### DATASET RECORDS
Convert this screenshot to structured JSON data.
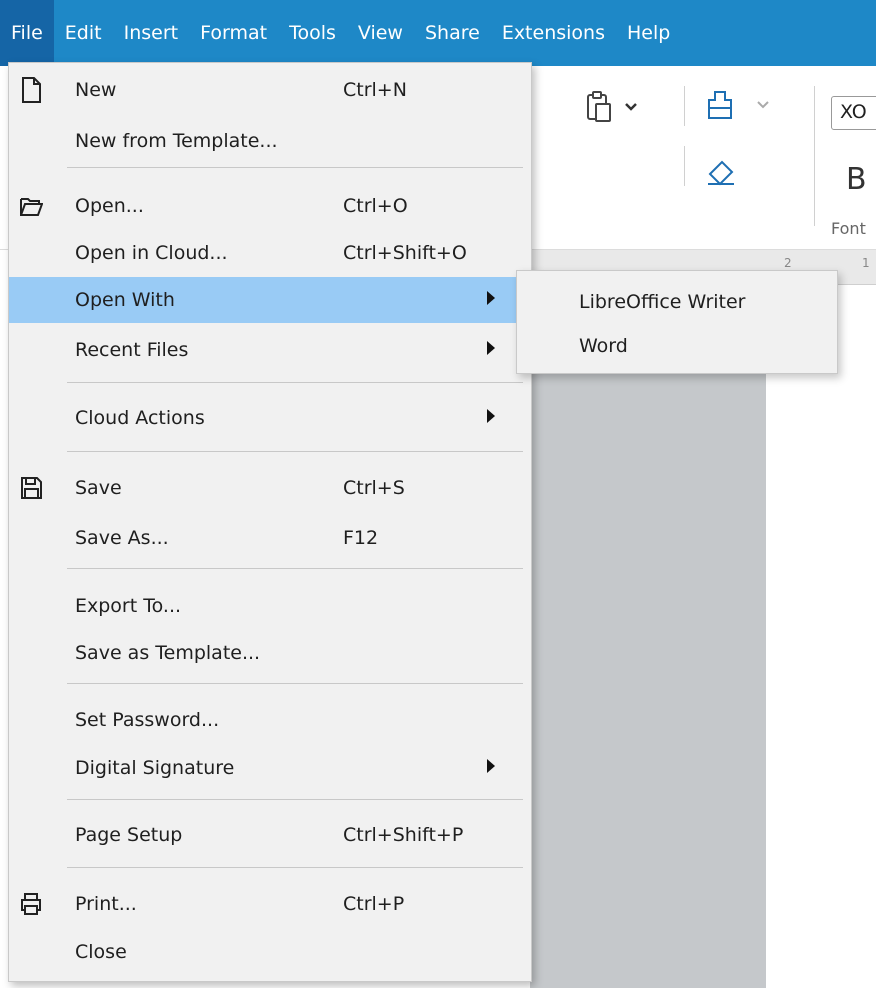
{
  "menubar": {
    "items": [
      "File",
      "Edit",
      "Insert",
      "Format",
      "Tools",
      "View",
      "Share",
      "Extensions",
      "Help"
    ]
  },
  "toolbar": {
    "font_name": "XO",
    "bold_label": "B",
    "font_group_label": "Font"
  },
  "ruler": {
    "marks": [
      "2",
      "1"
    ]
  },
  "file_menu": {
    "new": {
      "label": "New",
      "shortcut": "Ctrl+N"
    },
    "new_from_template": {
      "label": "New from Template..."
    },
    "open": {
      "label": "Open...",
      "shortcut": "Ctrl+O"
    },
    "open_in_cloud": {
      "label": "Open in Cloud...",
      "shortcut": "Ctrl+Shift+O"
    },
    "open_with": {
      "label": "Open With"
    },
    "recent_files": {
      "label": "Recent Files"
    },
    "cloud_actions": {
      "label": "Cloud Actions"
    },
    "save": {
      "label": "Save",
      "shortcut": "Ctrl+S"
    },
    "save_as": {
      "label": "Save As...",
      "shortcut": "F12"
    },
    "export_to": {
      "label": "Export To..."
    },
    "save_as_template": {
      "label": "Save as Template..."
    },
    "set_password": {
      "label": "Set Password..."
    },
    "digital_signature": {
      "label": "Digital Signature"
    },
    "page_setup": {
      "label": "Page Setup",
      "shortcut": "Ctrl+Shift+P"
    },
    "print": {
      "label": "Print...",
      "shortcut": "Ctrl+P"
    },
    "close": {
      "label": "Close"
    }
  },
  "open_with_submenu": {
    "items": [
      "LibreOffice Writer",
      "Word"
    ]
  },
  "colors": {
    "menubar_bg": "#1e88c7",
    "menubar_active": "#1565a6",
    "highlight": "#99cbf5",
    "menu_bg": "#f1f1f1"
  }
}
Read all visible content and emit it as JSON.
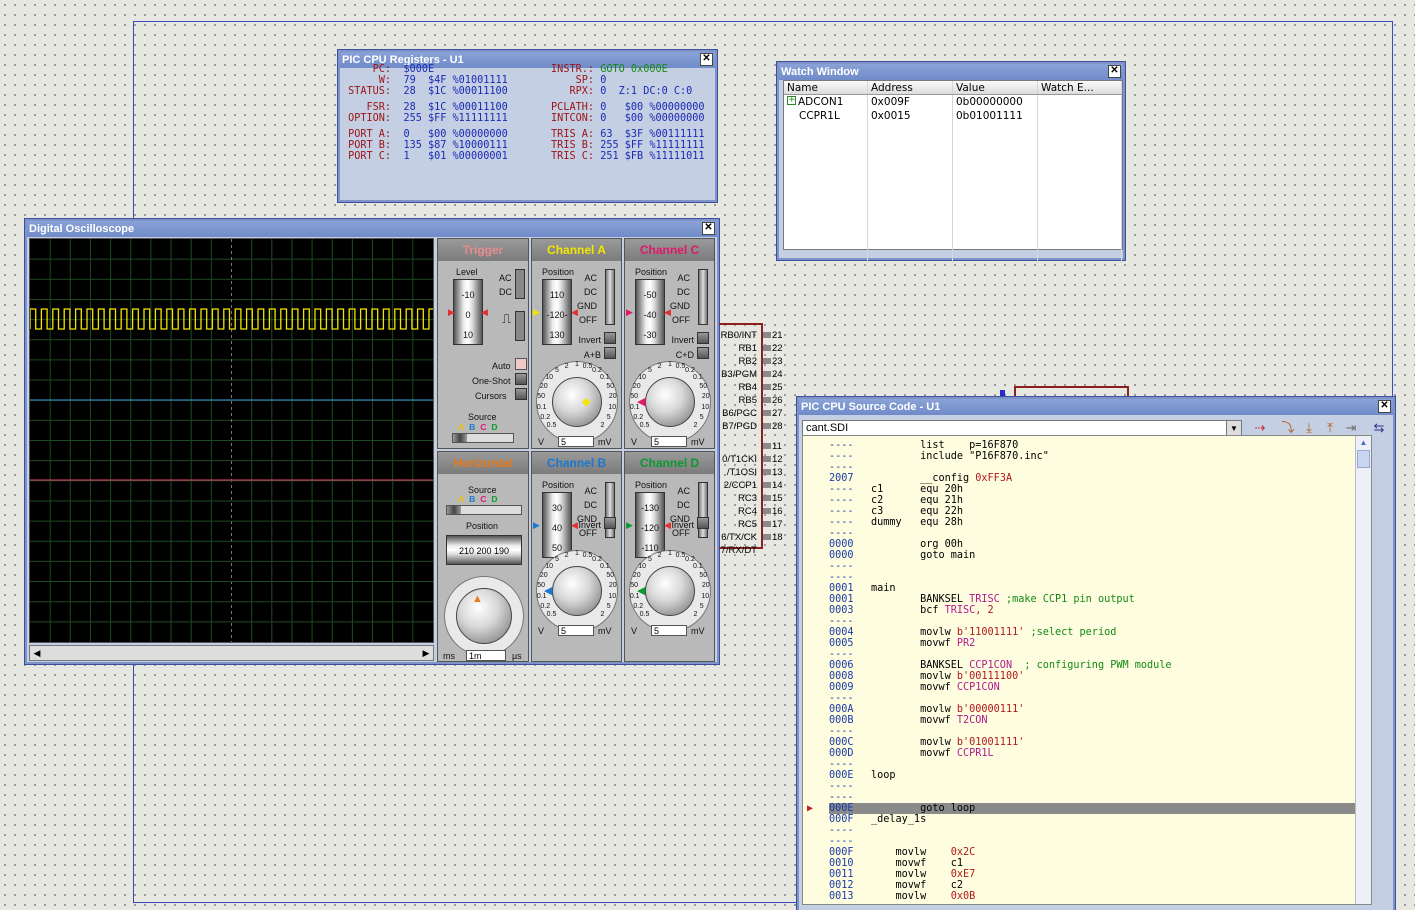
{
  "registers": {
    "title": "PIC CPU Registers - U1",
    "lines": [
      {
        "l": "     PC:",
        "v": " $000E        ",
        "l2": "  INSTR.:",
        "v2": " GOTO 0x000E"
      },
      {
        "l": "      W:",
        "v": " 79  $4F %01001111",
        "l2": "      SP:",
        "v2": " 0"
      },
      {
        "l": " STATUS:",
        "v": " 28  $1C %00011100",
        "l2": "     RPX:",
        "v2": " 0  Z:1 DC:0 C:0"
      },
      {
        "l": "",
        "v": "",
        "l2": "",
        "v2": ""
      },
      {
        "l": "    FSR:",
        "v": " 28  $1C %00011100",
        "l2": "  PCLATH:",
        "v2": " 0   $00 %00000000"
      },
      {
        "l": " OPTION:",
        "v": " 255 $FF %11111111",
        "l2": "  INTCON:",
        "v2": " 0   $00 %00000000"
      },
      {
        "l": "",
        "v": "",
        "l2": "",
        "v2": ""
      },
      {
        "l": " PORT A:",
        "v": " 0   $00 %00000000",
        "l2": "  TRIS A:",
        "v2": " 63  $3F %00111111"
      },
      {
        "l": " PORT B:",
        "v": " 135 $87 %10000111",
        "l2": "  TRIS B:",
        "v2": " 255 $FF %11111111"
      },
      {
        "l": " PORT C:",
        "v": " 1   $01 %00000001",
        "l2": "  TRIS C:",
        "v2": " 251 $FB %11111011"
      }
    ]
  },
  "watch": {
    "title": "Watch Window",
    "headers": [
      "Name",
      "Address",
      "Value",
      "Watch E..."
    ],
    "rows": [
      {
        "name": "ADCON1",
        "address": "0x009F",
        "value": "0b00000000",
        "expand": "+"
      },
      {
        "name": "CCPR1L",
        "address": "0x0015",
        "value": "0b01001111",
        "expand": ""
      }
    ]
  },
  "scope": {
    "title": "Digital Oscilloscope",
    "trigger": {
      "title": "Trigger",
      "level": "Level",
      "ac": "AC",
      "dc": "DC",
      "auto": "Auto",
      "oneshot": "One-Shot",
      "cursors": "Cursors",
      "source": "Source",
      "drum": [
        "-10",
        "0",
        "10"
      ]
    },
    "sources": [
      "A",
      "B",
      "C",
      "D"
    ],
    "channels": [
      {
        "key": "a",
        "title": "Channel A",
        "color": "#f2e600",
        "drum": [
          "110",
          "-120-",
          "130"
        ],
        "opt": [
          "AC",
          "DC",
          "GND",
          "OFF"
        ],
        "invert": "Invert",
        "combo": "A+B",
        "field": "5"
      },
      {
        "key": "c",
        "title": "Channel C",
        "color": "#e0186a",
        "drum": [
          "-50",
          "-40",
          "-30"
        ],
        "opt": [
          "AC",
          "DC",
          "GND",
          "OFF"
        ],
        "invert": "Invert",
        "combo": "C+D",
        "field": "5"
      },
      {
        "key": "b",
        "title": "Channel B",
        "color": "#1a78d0",
        "drum": [
          "30",
          "40",
          "50"
        ],
        "opt": [
          "AC",
          "DC",
          "GND",
          "OFF"
        ],
        "invert": "Invert",
        "combo": "",
        "field": "5"
      },
      {
        "key": "d",
        "title": "Channel D",
        "color": "#0a9a30",
        "drum": [
          "-130",
          "-120",
          "-110"
        ],
        "opt": [
          "AC",
          "DC",
          "GND",
          "OFF"
        ],
        "invert": "Invert",
        "combo": "",
        "field": "5"
      }
    ],
    "horizontal": {
      "title": "Horizontal",
      "source": "Source",
      "position": "Position",
      "pos_vals": "210 200 190",
      "field": "1m",
      "unit_l": "ms",
      "unit_r": "µs"
    },
    "position_label": "Position",
    "volt_scale": [
      "0.5",
      "0.2",
      "0.1",
      "50",
      "20",
      "10",
      "5",
      "2",
      "1",
      "0.5",
      "0.2",
      "0.1",
      "50",
      "20",
      "10",
      "5",
      "2"
    ],
    "unit_v": "V",
    "unit_mv": "mV"
  },
  "pins": {
    "labels": [
      "RB0/INT",
      "RB1",
      "RB2",
      "B3/PGM",
      "RB4",
      "RB5",
      "B6/PGC",
      "B7/PGD",
      "",
      "0/T1CKI",
      "/T1OSI",
      "2/CCP1",
      "RC3",
      "RC4",
      "RC5",
      "6/TX/CK",
      "7/RX/DT"
    ],
    "numbers": [
      "21",
      "22",
      "23",
      "24",
      "25",
      "26",
      "27",
      "28",
      "11",
      "12",
      "13",
      "14",
      "15",
      "16",
      "17",
      "18"
    ]
  },
  "source": {
    "title": "PIC CPU Source Code - U1",
    "file": "cant.SDI",
    "lines": [
      {
        "a": "----",
        "t": "        list    p=16F870"
      },
      {
        "a": "----",
        "t": "        include \"P16F870.inc\""
      },
      {
        "a": "----",
        "t": ""
      },
      {
        "a": "2007",
        "t": "        __config ",
        "n": "0xFF3A"
      },
      {
        "a": "----",
        "t": "c1      equ 20h"
      },
      {
        "a": "----",
        "t": "c2      equ 21h"
      },
      {
        "a": "----",
        "t": "c3      equ 22h"
      },
      {
        "a": "----",
        "t": "dummy   equ 28h"
      },
      {
        "a": "----",
        "t": ""
      },
      {
        "a": "0000",
        "t": "        org 00h"
      },
      {
        "a": "0000",
        "t": "        goto main"
      },
      {
        "a": "----",
        "t": ""
      },
      {
        "a": "----",
        "t": ""
      },
      {
        "a": "0001",
        "t": "main"
      },
      {
        "a": "0001",
        "t": "        BANKSEL ",
        "k": "TRISC",
        "c": " ;make CCP1 pin output"
      },
      {
        "a": "0003",
        "t": "        bcf ",
        "k": "TRISC",
        "n": ", 2"
      },
      {
        "a": "----",
        "t": ""
      },
      {
        "a": "0004",
        "t": "        movlw ",
        "n": "b'11001111'",
        "c": " ;select period"
      },
      {
        "a": "0005",
        "t": "        movwf ",
        "k": "PR2"
      },
      {
        "a": "----",
        "t": ""
      },
      {
        "a": "0006",
        "t": "        BANKSEL ",
        "k": "CCP1CON",
        "c": "  ; configuring PWM module"
      },
      {
        "a": "0008",
        "t": "        movlw ",
        "n": "b'00111100'"
      },
      {
        "a": "0009",
        "t": "        movwf ",
        "k": "CCP1CON"
      },
      {
        "a": "----",
        "t": ""
      },
      {
        "a": "000A",
        "t": "        movlw ",
        "n": "b'00000111'"
      },
      {
        "a": "000B",
        "t": "        movwf ",
        "k": "T2CON"
      },
      {
        "a": "----",
        "t": ""
      },
      {
        "a": "000C",
        "t": "        movlw ",
        "n": "b'01001111'"
      },
      {
        "a": "000D",
        "t": "        movwf ",
        "k": "CCPR1L"
      },
      {
        "a": "----",
        "t": ""
      },
      {
        "a": "000E",
        "t": "loop"
      },
      {
        "a": "----",
        "t": ""
      },
      {
        "a": "----",
        "t": ""
      },
      {
        "a": "000E",
        "t": "        goto loop",
        "hl": true
      },
      {
        "a": "000F",
        "t": "_delay_1s"
      },
      {
        "a": "----",
        "t": ""
      },
      {
        "a": "----",
        "t": ""
      },
      {
        "a": "000F",
        "t": "    movlw    ",
        "n": "0x2C"
      },
      {
        "a": "0010",
        "t": "    movwf    c1"
      },
      {
        "a": "0011",
        "t": "    movlw    ",
        "n": "0xE7"
      },
      {
        "a": "0012",
        "t": "    movwf    c2"
      },
      {
        "a": "0013",
        "t": "    movlw    ",
        "n": "0x0B"
      }
    ]
  }
}
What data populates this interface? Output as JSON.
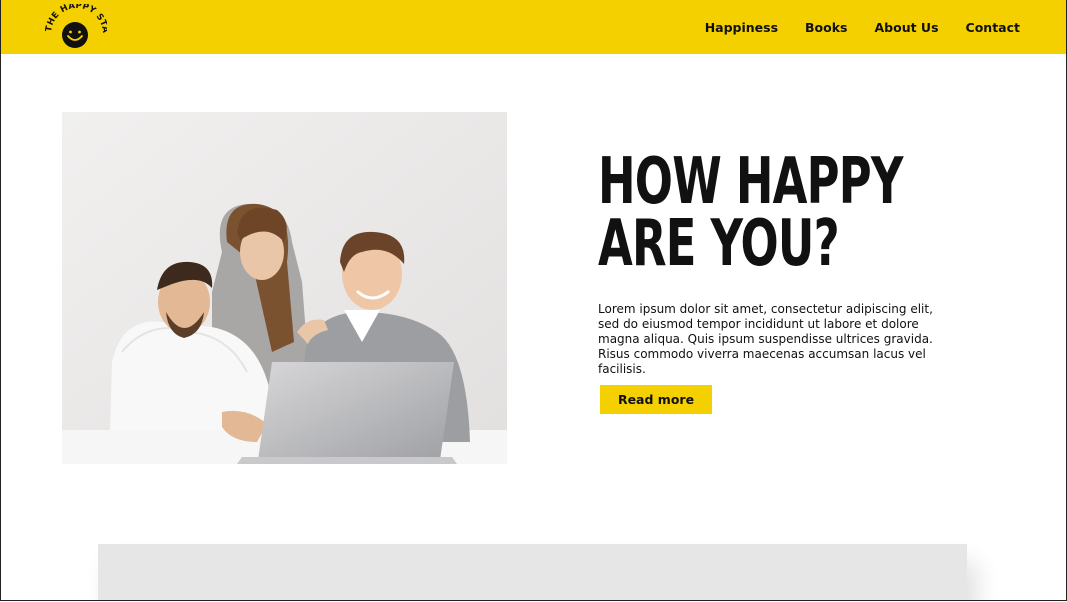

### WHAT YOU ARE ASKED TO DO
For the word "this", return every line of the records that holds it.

### EXERCISE RESULT
Convert this screenshot to structured JSON data.
What data populates this interface? Output as JSON.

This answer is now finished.